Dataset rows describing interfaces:
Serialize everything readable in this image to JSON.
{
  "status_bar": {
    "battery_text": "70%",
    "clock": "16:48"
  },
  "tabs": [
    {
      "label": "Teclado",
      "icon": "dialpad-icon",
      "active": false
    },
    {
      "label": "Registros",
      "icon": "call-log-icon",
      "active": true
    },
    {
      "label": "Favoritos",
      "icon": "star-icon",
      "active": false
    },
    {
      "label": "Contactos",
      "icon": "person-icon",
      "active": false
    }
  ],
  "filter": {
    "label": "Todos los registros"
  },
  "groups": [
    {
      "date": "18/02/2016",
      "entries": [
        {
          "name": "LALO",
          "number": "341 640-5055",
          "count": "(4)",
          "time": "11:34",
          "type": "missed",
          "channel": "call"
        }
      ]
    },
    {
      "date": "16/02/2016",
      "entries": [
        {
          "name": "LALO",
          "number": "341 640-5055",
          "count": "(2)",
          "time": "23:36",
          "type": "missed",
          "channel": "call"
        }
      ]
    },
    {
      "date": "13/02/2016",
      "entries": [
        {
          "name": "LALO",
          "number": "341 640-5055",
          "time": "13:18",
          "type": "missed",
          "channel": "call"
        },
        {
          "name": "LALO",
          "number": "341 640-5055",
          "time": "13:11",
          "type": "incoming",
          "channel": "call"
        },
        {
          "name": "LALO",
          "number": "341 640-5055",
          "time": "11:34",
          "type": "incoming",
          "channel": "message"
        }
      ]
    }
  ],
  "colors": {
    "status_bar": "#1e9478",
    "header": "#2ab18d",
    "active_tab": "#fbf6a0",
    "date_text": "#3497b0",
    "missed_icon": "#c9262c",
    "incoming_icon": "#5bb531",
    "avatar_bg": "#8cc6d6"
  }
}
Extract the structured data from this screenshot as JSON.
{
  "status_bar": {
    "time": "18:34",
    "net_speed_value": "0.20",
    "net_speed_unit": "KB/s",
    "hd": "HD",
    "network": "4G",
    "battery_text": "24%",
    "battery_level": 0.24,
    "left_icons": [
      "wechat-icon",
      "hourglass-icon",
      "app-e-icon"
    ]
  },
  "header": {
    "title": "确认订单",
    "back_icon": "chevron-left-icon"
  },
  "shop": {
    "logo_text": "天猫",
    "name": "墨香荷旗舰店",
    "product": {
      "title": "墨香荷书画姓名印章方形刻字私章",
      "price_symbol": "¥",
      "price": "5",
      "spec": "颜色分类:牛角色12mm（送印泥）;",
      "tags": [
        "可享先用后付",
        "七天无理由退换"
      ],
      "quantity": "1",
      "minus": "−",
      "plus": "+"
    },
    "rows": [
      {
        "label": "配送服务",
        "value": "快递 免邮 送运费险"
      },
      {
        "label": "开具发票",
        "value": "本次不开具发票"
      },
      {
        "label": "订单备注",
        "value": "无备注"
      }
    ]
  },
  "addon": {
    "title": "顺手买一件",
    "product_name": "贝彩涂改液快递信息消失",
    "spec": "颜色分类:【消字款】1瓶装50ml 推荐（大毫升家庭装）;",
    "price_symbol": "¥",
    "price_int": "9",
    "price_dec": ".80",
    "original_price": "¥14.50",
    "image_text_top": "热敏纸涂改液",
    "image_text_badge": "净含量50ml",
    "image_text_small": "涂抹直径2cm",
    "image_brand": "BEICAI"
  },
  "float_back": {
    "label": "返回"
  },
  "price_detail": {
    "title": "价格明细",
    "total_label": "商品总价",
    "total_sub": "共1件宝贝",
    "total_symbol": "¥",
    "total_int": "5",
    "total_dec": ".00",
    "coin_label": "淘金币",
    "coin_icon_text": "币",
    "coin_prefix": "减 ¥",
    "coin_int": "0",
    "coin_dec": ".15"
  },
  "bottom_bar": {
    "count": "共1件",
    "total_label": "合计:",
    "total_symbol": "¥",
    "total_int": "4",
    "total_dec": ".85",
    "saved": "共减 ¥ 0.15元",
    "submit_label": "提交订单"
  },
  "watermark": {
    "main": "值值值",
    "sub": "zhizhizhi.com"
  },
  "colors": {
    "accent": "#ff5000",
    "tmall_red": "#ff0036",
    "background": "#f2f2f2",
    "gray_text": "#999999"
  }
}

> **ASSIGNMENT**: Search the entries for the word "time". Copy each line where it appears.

> **OUTPUT FOR THIS TASK**:
          "time": "11:34",
          "time": "23:36",
          "time": "13:18",
          "time": "13:11",
          "time": "11:34",
    "time": "18:34",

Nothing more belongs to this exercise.